Task item:
Copy each line in the data that includes the word "Maria".

Information given:
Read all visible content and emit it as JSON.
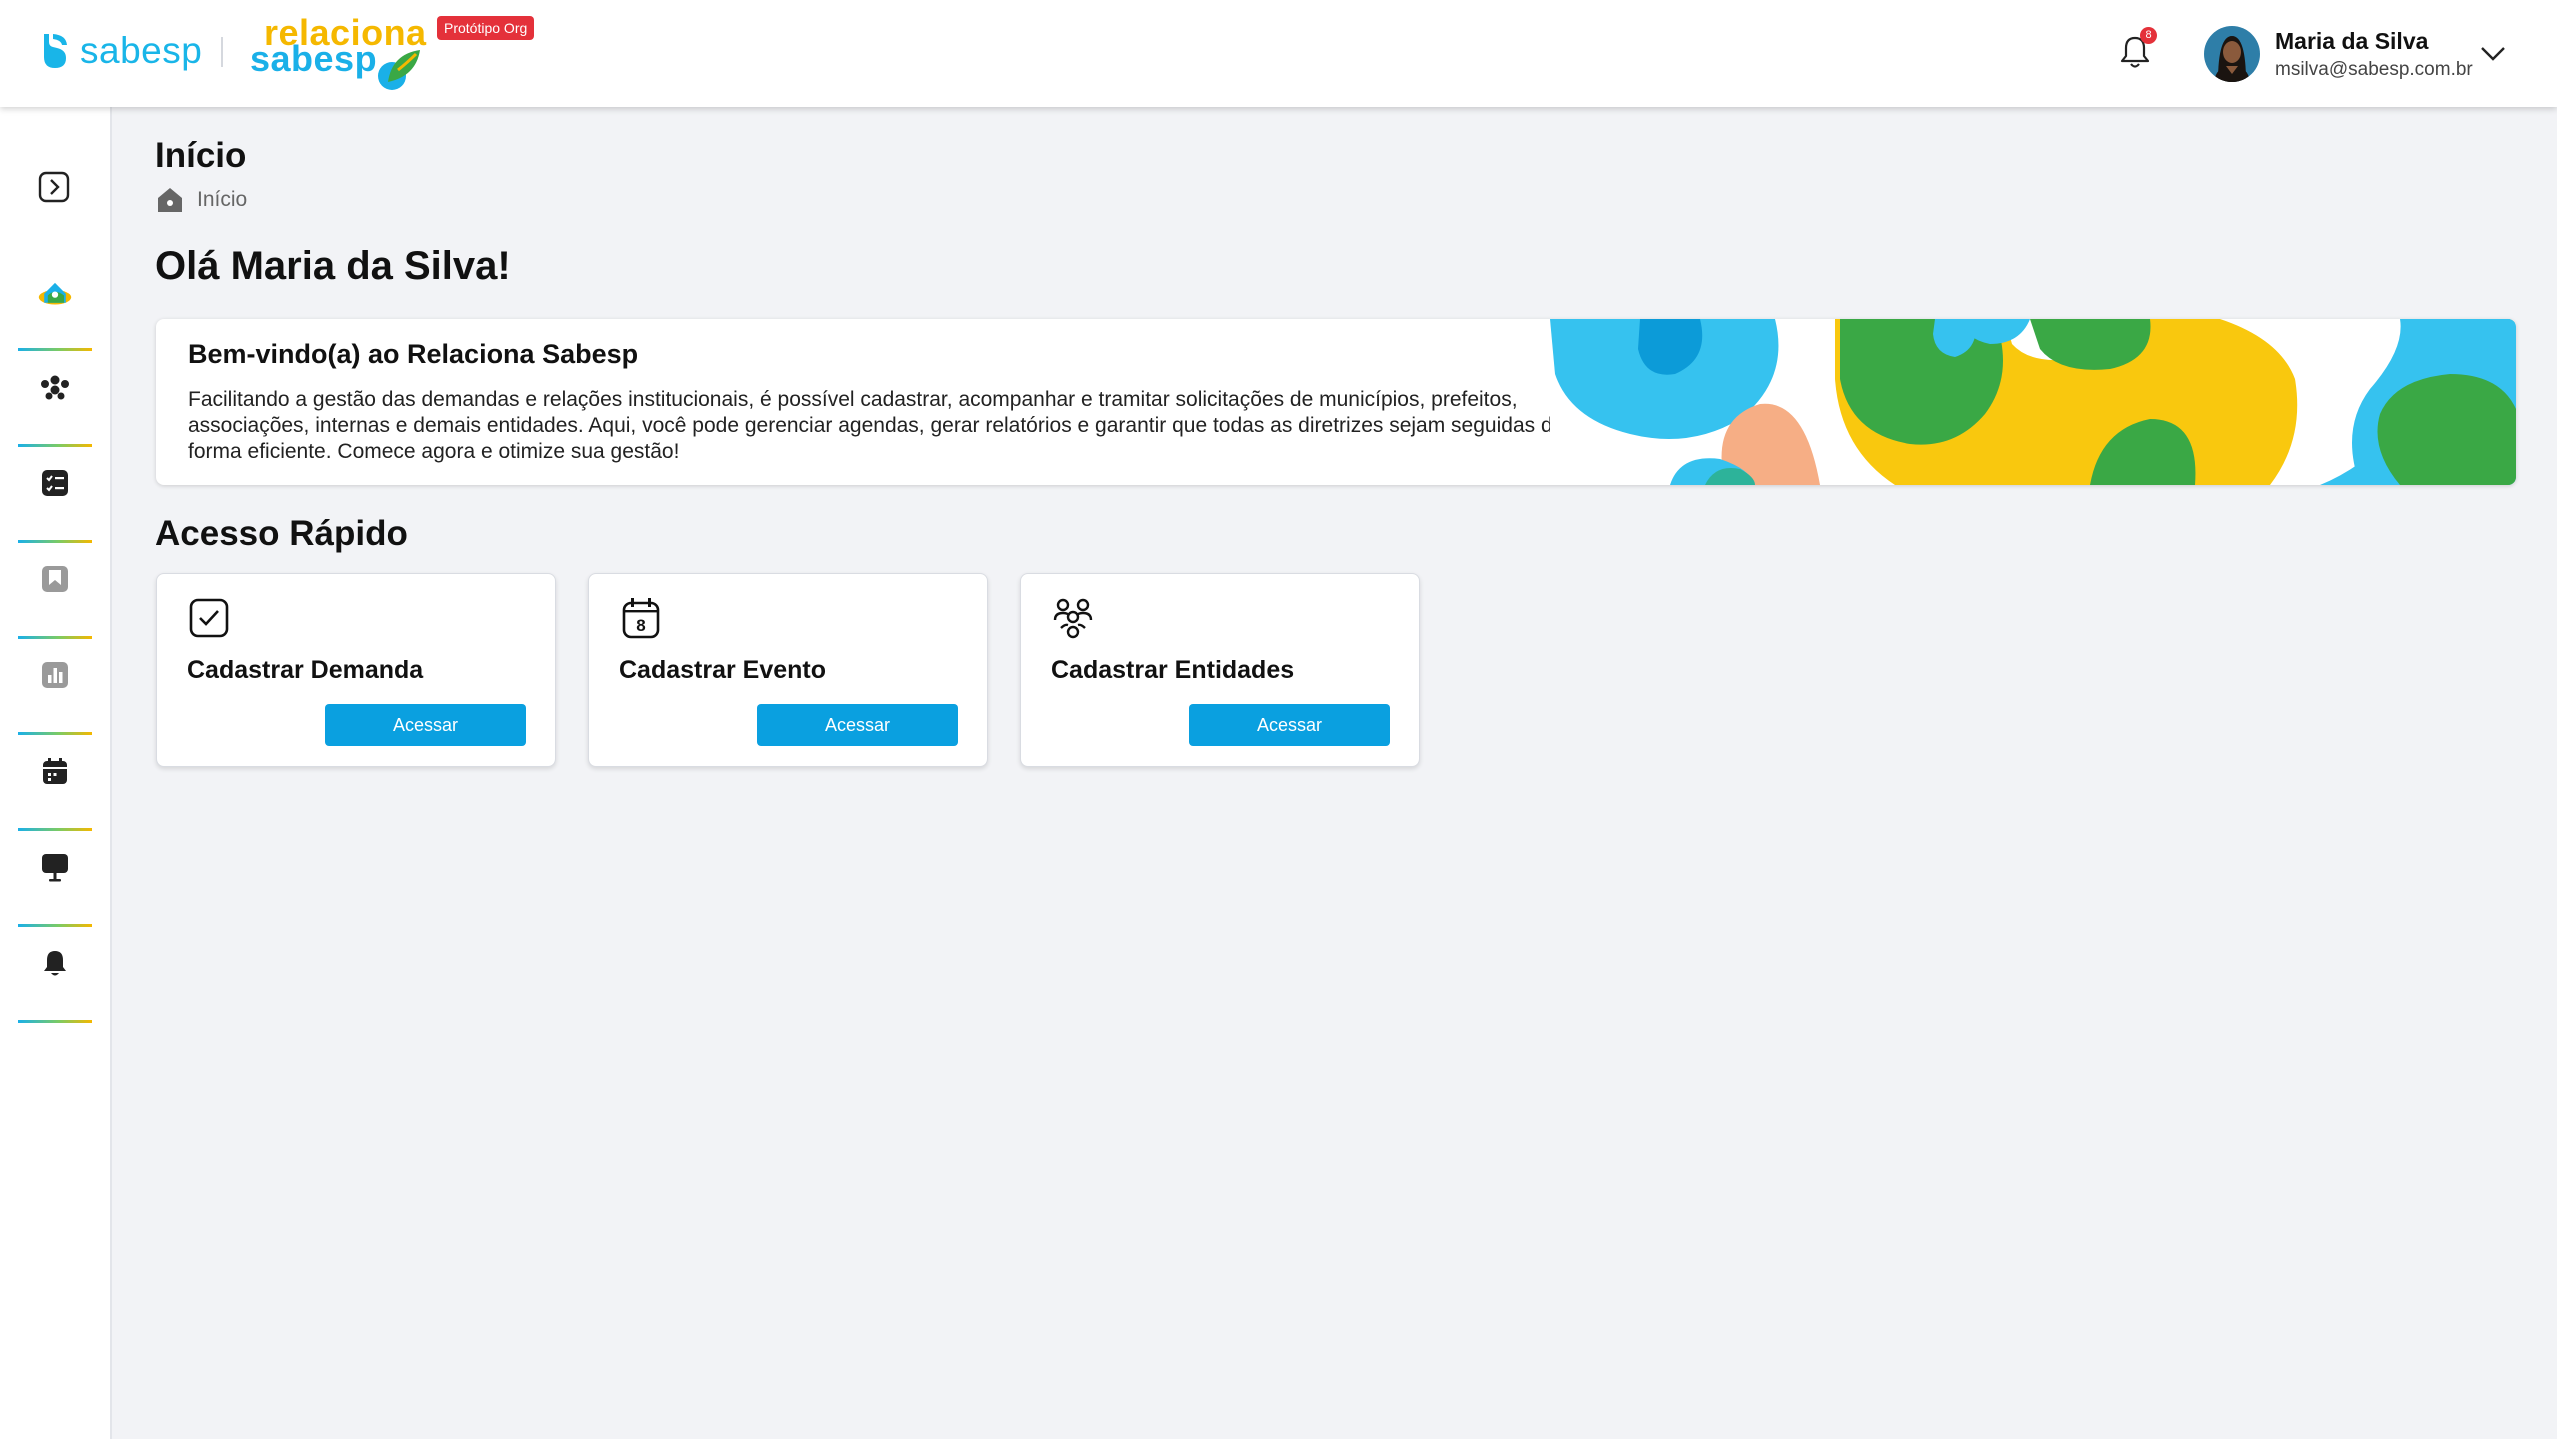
{
  "header": {
    "logo_word": "sabesp",
    "relaciona_top": "relaciona",
    "relaciona_bottom": "sabesp",
    "badge": "Protótipo Org",
    "notifications_count": "8",
    "user_name": "Maria da Silva",
    "user_email": "msilva@sabesp.com.br"
  },
  "sidebar": {
    "items": [
      {
        "icon": "home-icon",
        "active": true
      },
      {
        "icon": "people-icon"
      },
      {
        "icon": "checklist-icon"
      },
      {
        "icon": "bookmark-icon"
      },
      {
        "icon": "chart-icon"
      },
      {
        "icon": "calendar-icon"
      },
      {
        "icon": "monitor-icon"
      },
      {
        "icon": "bell-icon"
      }
    ]
  },
  "page": {
    "title": "Início",
    "breadcrumb": "Início",
    "greeting": "Olá Maria da Silva!"
  },
  "welcome": {
    "title": "Bem-vindo(a) ao Relaciona Sabesp",
    "text": "Facilitando a gestão das demandas e relações institucionais, é possível cadastrar, acompanhar e tramitar solicitações de municípios, prefeitos, associações, internas e demais entidades. Aqui, você pode gerenciar agendas, gerar relatórios e garantir que todas as diretrizes sejam seguidas de forma eficiente. Comece agora e otimize sua gestão!"
  },
  "quick_access": {
    "title": "Acesso Rápido",
    "cards": [
      {
        "title": "Cadastrar Demanda",
        "button": "Acessar",
        "icon": "check-square-icon"
      },
      {
        "title": "Cadastrar Evento",
        "button": "Acessar",
        "icon": "calendar-icon",
        "icon_number": "8"
      },
      {
        "title": "Cadastrar Entidades",
        "button": "Acessar",
        "icon": "people-group-icon"
      }
    ]
  },
  "colors": {
    "brand_blue": "#1ab0e8",
    "brand_yellow": "#f5b800",
    "brand_green": "#3aa845",
    "button": "#0aa0e0",
    "badge_red": "#e4313a"
  }
}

Your response:
    "user_name": "Maria da Silva",
    "greeting": "Olá Maria da Silva!"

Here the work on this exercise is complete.